If the state's founding violence manifests during its formation, it also does so upon its dissolution or reestablishment. We observe that the new state, created by the AKP (Justice and Development Party) and its allies, is using the machinery of violence to enact the desired new law, and the court is working as an integral part of this machinery. One of the decisions prompted by the violence on the frontier of a new state is the verdict in the Gezi trial. The violence at the core of the state, which has no rules other than the bare desires of those in power, is at play, which is why it appears contrary to the norms, principles, and methods of reasoning that we know, recognize, and accept as "law" despite some objections. In other words, this is why it does not seem to be law as we know it and is ultimately "anti-law."
Weeping and crying are ineffective ways to deal with this kind of aggression. The violence that emerges from the foundation and collapse process, which acknowledges the naked, sovereign ruler's wishes as the only law, does not respect boundaries, principles, rules, norms, or morality except the opposing forces that can stop it. The phenomenon that goes along with this display of governmental power, which we might refer to as the "socialization of violence," or the growth of mafias and other organizations that engage in organized civilian violence, is a typical result of this corrupt, rule-free, normless, and immoral activity. Because the "extortion" process used to raise the money the new state needs for its operations needs this "gross lawlessness" to function. The capital known as investment will come because it results from such "extortion," so to speak. There is no lawlessness; instead, the usurpation regime's legislation is in force with the hope that, given enough time, it will be recognized as a regular law. It usurps identity and body, labor, surplus value, knowledge, and confidence.
Contrary to what is frequently asserted, capital does not seek "law" but rather "lawlessness" as security; otherwise, the capitalists of Turkey and the rest of the globe would not be cooperating in keeping such a blissful quiet about the flagrant illegality imposed on Osman Kavala. The founders of the emerging new state, who are part of a delegation that is fully aware of this, are making the following very explicit proposition to everyone: For instance, one of these deals was the Chief Prosecutor of the Supreme Court of Appeals' visit to the IYI Party: You did what you had to do in the general elections; congratulations; now if you do what you will do in the local elections, we will recognize you as a good party that effectively takes advantage of the opportunities presented by the new state. This invitation, or "courtesy call" in its other incarnation, is unavoidably accompanied by a form of blackmail by the recent violence in power: Look, we are coming to you today as a courtesy tomorrow, but we can also come "legally." She will accept the chief prosecutor's cordial invitation because the IYI Party is not the HDP, and Aksener is not Selahattin Demirtas.

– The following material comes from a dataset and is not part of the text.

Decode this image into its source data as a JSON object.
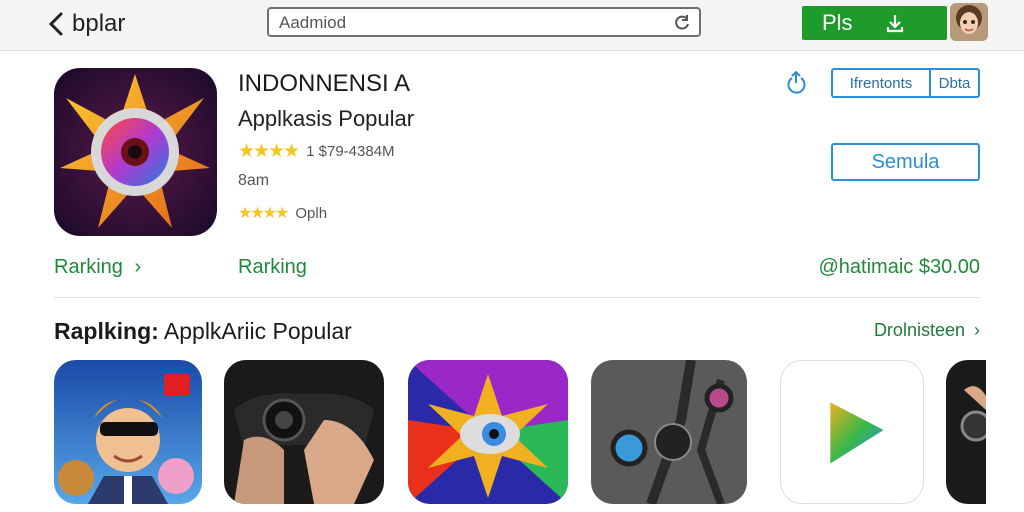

In short, what appears to be lawless, illegal, and immoral in everything happening is none other than the bare (unrestrained) violence committed in the service of the state, which is now undergoing a process of self-reconstitution. Instead of moaning, weeping, or complaining, we should work to build the oppositional force that will stop it in its tracks and discover methods to stand in solidarity with those doing so. Where the main targets and victims of this violence are, that is where you will find this path: the exploited worker, the oppressed peasant, the Kurd who wants to be wiped out, the Greek, Armenian, and Jew who rejoices at being wiped out, the Alevi who is not treated equally, the prisoners persecuted by the unlawful violence at work... The "rule of law" is not brought about by prayer; instead, if such a thing is possible, it is something whose lawlessness is eliminated and leveled by the battle of the forces against it.
Local elections are forthcoming, and all these choices, visits, statements, bans, and arrests send a message: Are you supporting the new/in-progress state in this election, or are you supporting the people the new state wants to squelch and crush?